- **ACTIVITY**: The goal here is an exact copy of the entries below, without their pictures.

- **GIVEN RECORDS**:

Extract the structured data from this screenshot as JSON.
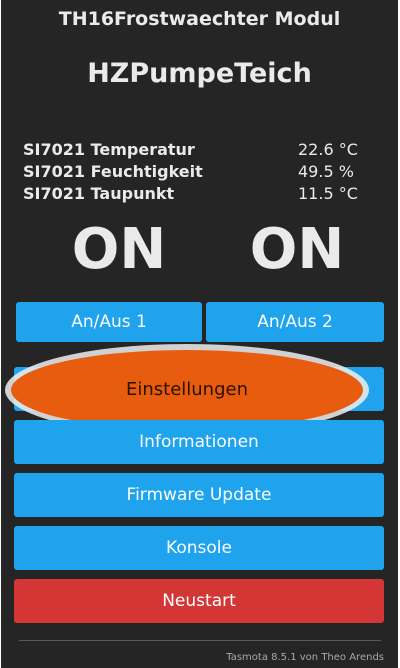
{
  "header": {
    "module_title": "TH16Frostwaechter Modul",
    "device_name": "HZPumpeTeich"
  },
  "sensors": [
    {
      "label": "SI7021 Temperatur",
      "value": "22.6 °C"
    },
    {
      "label": "SI7021 Feuchtigkeit",
      "value": "49.5 %"
    },
    {
      "label": "SI7021 Taupunkt",
      "value": "11.5 °C"
    }
  ],
  "power_states": [
    "ON",
    "ON"
  ],
  "toggles": {
    "toggle1_label": "An/Aus 1",
    "toggle2_label": "An/Aus 2"
  },
  "menu": {
    "settings_label": "Einstellungen",
    "information_label": "Informationen",
    "firmware_label": "Firmware Update",
    "console_label": "Konsole",
    "restart_label": "Neustart"
  },
  "footer": {
    "text": "Tasmota 8.5.1 von Theo Arends"
  },
  "colors": {
    "background": "#252525",
    "button": "#1fa3ec",
    "restart_button": "#d43535",
    "highlight": "#e85c10"
  }
}
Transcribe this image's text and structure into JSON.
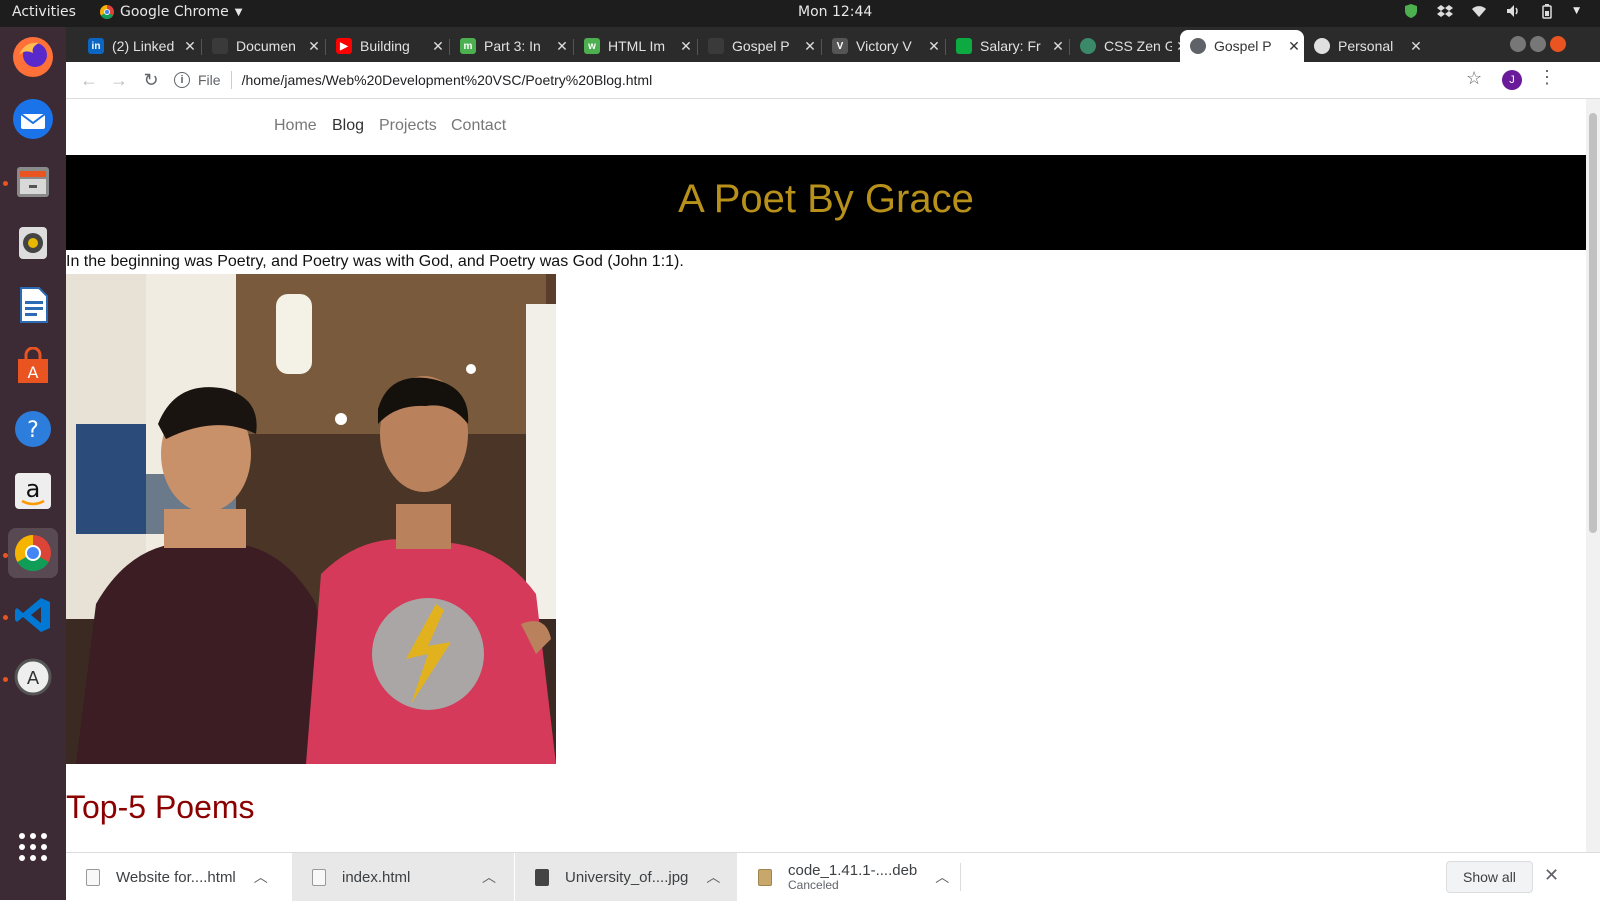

- **TASK OUTPUT**:
Extract the structured data from this screenshot as JSON.
{
  "header": {
    "module_title": "TH16Frostwaechter Modul",
    "device_name": "HZPumpeTeich"
  },
  "sensors": [
    {
      "label": "SI7021 Temperatur",
      "value": "22.6 °C"
    },
    {
      "label": "SI7021 Feuchtigkeit",
      "value": "49.5 %"
    },
    {
      "label": "SI7021 Taupunkt",
      "value": "11.5 °C"
    }
  ],
  "power_states": [
    "ON",
    "ON"
  ],
  "toggles": {
    "toggle1_label": "An/Aus 1",
    "toggle2_label": "An/Aus 2"
  },
  "menu": {
    "settings_label": "Einstellungen",
    "information_label": "Informationen",
    "firmware_label": "Firmware Update",
    "console_label": "Konsole",
    "restart_label": "Neustart"
  },
  "footer": {
    "text": "Tasmota 8.5.1 von Theo Arends"
  },
  "colors": {
    "background": "#252525",
    "button": "#1fa3ec",
    "restart_button": "#d43535",
    "highlight": "#e85c10"
  }
}
Transcribe this image's text and structure into JSON.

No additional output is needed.